# WHAT NEEDS TO BE DONE:
Every line below is to be given again precisely; images are to be left out.

# RECORDS TO PROCESS:
● ● ●

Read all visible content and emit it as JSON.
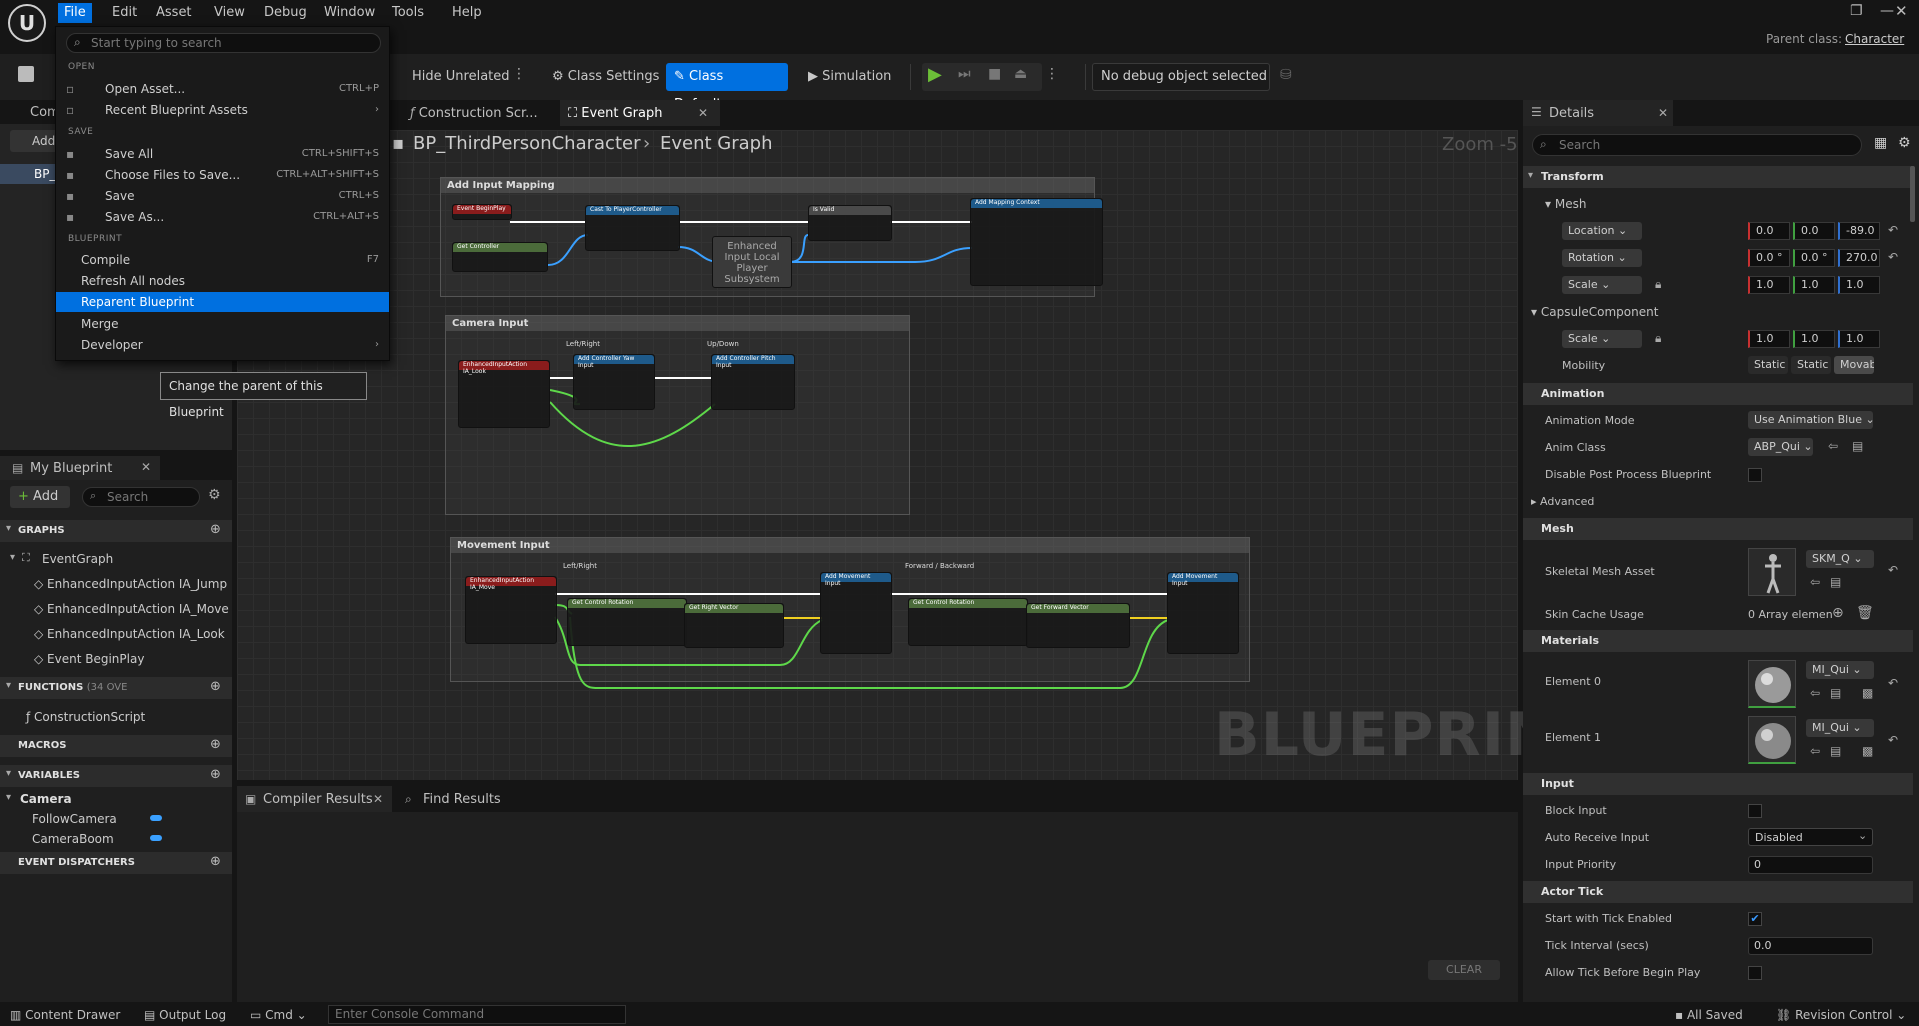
{
  "menubar": {
    "items": [
      "File",
      "Edit",
      "Asset",
      "View",
      "Debug",
      "Window",
      "Tools",
      "Help"
    ],
    "parent_class_label": "Parent class:",
    "parent_class_value": "Character"
  },
  "toolbar": {
    "hide_unrelated": "Hide Unrelated",
    "class_settings": "Class Settings",
    "class_defaults": "Class Defaults",
    "simulation": "Simulation",
    "debug_object": "No debug object selected"
  },
  "file_menu": {
    "search_placeholder": "Start typing to search",
    "open_header": "OPEN",
    "open_asset": "Open Asset...",
    "open_asset_sc": "CTRL+P",
    "recent": "Recent Blueprint Assets",
    "save_header": "SAVE",
    "save_all": "Save All",
    "save_all_sc": "CTRL+SHIFT+S",
    "choose": "Choose Files to Save...",
    "choose_sc": "CTRL+ALT+SHIFT+S",
    "save": "Save",
    "save_sc": "CTRL+S",
    "save_as": "Save As...",
    "save_as_sc": "CTRL+ALT+S",
    "bp_header": "BLUEPRINT",
    "compile": "Compile",
    "compile_sc": "F7",
    "refresh": "Refresh All nodes",
    "reparent": "Reparent Blueprint",
    "merge": "Merge",
    "developer": "Developer",
    "tooltip": "Change the parent of this Blueprint"
  },
  "left": {
    "components_tab": "Com",
    "add": "Add",
    "bp_item": "BP_",
    "my_blueprint": "My Blueprint",
    "add_btn": "Add",
    "search_placeholder": "Search",
    "graphs": "GRAPHS",
    "event_graph": "EventGraph",
    "graph_items": [
      "EnhancedInputAction IA_Jump",
      "EnhancedInputAction IA_Move",
      "EnhancedInputAction IA_Look",
      "Event BeginPlay"
    ],
    "functions": "FUNCTIONS",
    "functions_count": "(34 OVE",
    "construction_script": "ConstructionScript",
    "macros": "MACROS",
    "variables": "VARIABLES",
    "camera_cat": "Camera",
    "vars": [
      "FollowCamera",
      "CameraBoom"
    ],
    "dispatchers": "EVENT DISPATCHERS"
  },
  "center": {
    "tab_construction": "Construction Scr...",
    "tab_event": "Event Graph",
    "breadcrumb_bp": "BP_ThirdPersonCharacter",
    "breadcrumb_graph": "Event Graph",
    "zoom": "Zoom -5",
    "watermark": "BLUEPRINT",
    "comments": {
      "add_input": "Add Input Mapping",
      "camera": "Camera Input",
      "movement": "Movement Input",
      "leftright": "Left/Right",
      "updown": "Up/Down",
      "lr2": "Left/Right",
      "fb": "Forward / Backward"
    },
    "nodes": {
      "beginplay": "Event BeginPlay",
      "getcontroller": "Get Controller",
      "cast": "Cast To PlayerController",
      "isvalid": "Is Valid",
      "addmapping": "Add Mapping Context",
      "subsystem": "Enhanced Input Local Player Subsystem",
      "ia_look": "EnhancedInputAction IA_Look",
      "yaw": "Add Controller Yaw Input",
      "pitch": "Add Controller Pitch Input",
      "ia_move": "EnhancedInputAction IA_Move",
      "getrot": "Get Control Rotation",
      "rightvec": "Get Right Vector",
      "fwdvec": "Get Forward Vector",
      "addmove": "Add Movement Input",
      "addmove2": "Add Movement Input"
    }
  },
  "bottom": {
    "compiler_results": "Compiler Results",
    "find_results": "Find Results",
    "clear": "CLEAR"
  },
  "details": {
    "tab": "Details",
    "search_placeholder": "Search",
    "transform": "Transform",
    "mesh": "Mesh",
    "location": "Location",
    "loc": [
      "0.0",
      "0.0",
      "-89.0"
    ],
    "rotation": "Rotation",
    "rot": [
      "0.0 °",
      "0.0 °",
      "270.0"
    ],
    "scale": "Scale",
    "scl": [
      "1.0",
      "1.0",
      "1.0"
    ],
    "capsule": "CapsuleComponent",
    "cscale": "Scale",
    "cscl": [
      "1.0",
      "1.0",
      "1.0"
    ],
    "mobility": "Mobility",
    "mob": [
      "Static",
      "Static",
      "Movable"
    ],
    "animation": "Animation",
    "anim_mode": "Animation Mode",
    "anim_mode_val": "Use Animation Blue",
    "anim_class": "Anim Class",
    "anim_class_val": "ABP_Qui",
    "disable_pp": "Disable Post Process Blueprint",
    "advanced": "Advanced",
    "mesh2": "Mesh",
    "skel": "Skeletal Mesh Asset",
    "skel_val": "SKM_Q",
    "skin_cache": "Skin Cache Usage",
    "skin_cache_val": "0 Array elemen",
    "materials": "Materials",
    "el0": "Element 0",
    "el0_val": "MI_Qui",
    "el1": "Element 1",
    "el1_val": "MI_Qui",
    "input": "Input",
    "block_input": "Block Input",
    "auto_receive": "Auto Receive Input",
    "auto_receive_val": "Disabled",
    "input_priority": "Input Priority",
    "input_priority_val": "0",
    "actor_tick": "Actor Tick",
    "start_tick": "Start with Tick Enabled",
    "tick_interval": "Tick Interval (secs)",
    "tick_interval_val": "0.0",
    "allow_tick": "Allow Tick Before Begin Play"
  },
  "status": {
    "content_drawer": "Content Drawer",
    "output_log": "Output Log",
    "cmd": "Cmd",
    "console_placeholder": "Enter Console Command",
    "all_saved": "All Saved",
    "revision": "Revision Control"
  },
  "colors": {
    "accent": "#0070e0",
    "exec": "#ffffff",
    "object": "#3aa0ff",
    "vector": "#f0d020",
    "float": "#5ed84a"
  }
}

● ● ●

# SOLUTION TO THIS TASK:
Read all visible content and emit it as JSON.
{
  "menubar": {
    "items": [
      "File",
      "Edit",
      "Asset",
      "View",
      "Debug",
      "Window",
      "Tools",
      "Help"
    ],
    "parent_class_label": "Parent class:",
    "parent_class_value": "Character"
  },
  "toolbar": {
    "hide_unrelated": "Hide Unrelated",
    "class_settings": "Class Settings",
    "class_defaults": "Class Defaults",
    "simulation": "Simulation",
    "debug_object": "No debug object selected"
  },
  "file_menu": {
    "search_placeholder": "Start typing to search",
    "open_header": "OPEN",
    "open_asset": "Open Asset...",
    "open_asset_sc": "CTRL+P",
    "recent": "Recent Blueprint Assets",
    "save_header": "SAVE",
    "save_all": "Save All",
    "save_all_sc": "CTRL+SHIFT+S",
    "choose": "Choose Files to Save...",
    "choose_sc": "CTRL+ALT+SHIFT+S",
    "save": "Save",
    "save_sc": "CTRL+S",
    "save_as": "Save As...",
    "save_as_sc": "CTRL+ALT+S",
    "bp_header": "BLUEPRINT",
    "compile": "Compile",
    "compile_sc": "F7",
    "refresh": "Refresh All nodes",
    "reparent": "Reparent Blueprint",
    "merge": "Merge",
    "developer": "Developer",
    "tooltip": "Change the parent of this Blueprint"
  },
  "left": {
    "components_tab": "Com",
    "add": "Add",
    "bp_item": "BP_",
    "my_blueprint": "My Blueprint",
    "add_btn": "Add",
    "search_placeholder": "Search",
    "graphs": "GRAPHS",
    "event_graph": "EventGraph",
    "graph_items": [
      "EnhancedInputAction IA_Jump",
      "EnhancedInputAction IA_Move",
      "EnhancedInputAction IA_Look",
      "Event BeginPlay"
    ],
    "functions": "FUNCTIONS",
    "functions_count": "(34 OVE",
    "construction_script": "ConstructionScript",
    "macros": "MACROS",
    "variables": "VARIABLES",
    "camera_cat": "Camera",
    "vars": [
      "FollowCamera",
      "CameraBoom"
    ],
    "dispatchers": "EVENT DISPATCHERS"
  },
  "center": {
    "tab_construction": "Construction Scr...",
    "tab_event": "Event Graph",
    "breadcrumb_bp": "BP_ThirdPersonCharacter",
    "breadcrumb_graph": "Event Graph",
    "zoom": "Zoom -5",
    "watermark": "BLUEPRINT",
    "comments": {
      "add_input": "Add Input Mapping",
      "camera": "Camera Input",
      "movement": "Movement Input",
      "leftright": "Left/Right",
      "updown": "Up/Down",
      "lr2": "Left/Right",
      "fb": "Forward / Backward"
    },
    "nodes": {
      "beginplay": "Event BeginPlay",
      "getcontroller": "Get Controller",
      "cast": "Cast To PlayerController",
      "isvalid": "Is Valid",
      "addmapping": "Add Mapping Context",
      "subsystem": "Enhanced Input Local Player Subsystem",
      "ia_look": "EnhancedInputAction IA_Look",
      "yaw": "Add Controller Yaw Input",
      "pitch": "Add Controller Pitch Input",
      "ia_move": "EnhancedInputAction IA_Move",
      "getrot": "Get Control Rotation",
      "rightvec": "Get Right Vector",
      "fwdvec": "Get Forward Vector",
      "addmove": "Add Movement Input",
      "addmove2": "Add Movement Input"
    }
  },
  "bottom": {
    "compiler_results": "Compiler Results",
    "find_results": "Find Results",
    "clear": "CLEAR"
  },
  "details": {
    "tab": "Details",
    "search_placeholder": "Search",
    "transform": "Transform",
    "mesh": "Mesh",
    "location": "Location",
    "loc": [
      "0.0",
      "0.0",
      "-89.0"
    ],
    "rotation": "Rotation",
    "rot": [
      "0.0 °",
      "0.0 °",
      "270.0"
    ],
    "scale": "Scale",
    "scl": [
      "1.0",
      "1.0",
      "1.0"
    ],
    "capsule": "CapsuleComponent",
    "cscale": "Scale",
    "cscl": [
      "1.0",
      "1.0",
      "1.0"
    ],
    "mobility": "Mobility",
    "mob": [
      "Static",
      "Static",
      "Movable"
    ],
    "animation": "Animation",
    "anim_mode": "Animation Mode",
    "anim_mode_val": "Use Animation Blue",
    "anim_class": "Anim Class",
    "anim_class_val": "ABP_Qui",
    "disable_pp": "Disable Post Process Blueprint",
    "advanced": "Advanced",
    "mesh2": "Mesh",
    "skel": "Skeletal Mesh Asset",
    "skel_val": "SKM_Q",
    "skin_cache": "Skin Cache Usage",
    "skin_cache_val": "0 Array elemen",
    "materials": "Materials",
    "el0": "Element 0",
    "el0_val": "MI_Qui",
    "el1": "Element 1",
    "el1_val": "MI_Qui",
    "input": "Input",
    "block_input": "Block Input",
    "auto_receive": "Auto Receive Input",
    "auto_receive_val": "Disabled",
    "input_priority": "Input Priority",
    "input_priority_val": "0",
    "actor_tick": "Actor Tick",
    "start_tick": "Start with Tick Enabled",
    "tick_interval": "Tick Interval (secs)",
    "tick_interval_val": "0.0",
    "allow_tick": "Allow Tick Before Begin Play"
  },
  "status": {
    "content_drawer": "Content Drawer",
    "output_log": "Output Log",
    "cmd": "Cmd",
    "console_placeholder": "Enter Console Command",
    "all_saved": "All Saved",
    "revision": "Revision Control"
  },
  "colors": {
    "accent": "#0070e0",
    "exec": "#ffffff",
    "object": "#3aa0ff",
    "vector": "#f0d020",
    "float": "#5ed84a"
  }
}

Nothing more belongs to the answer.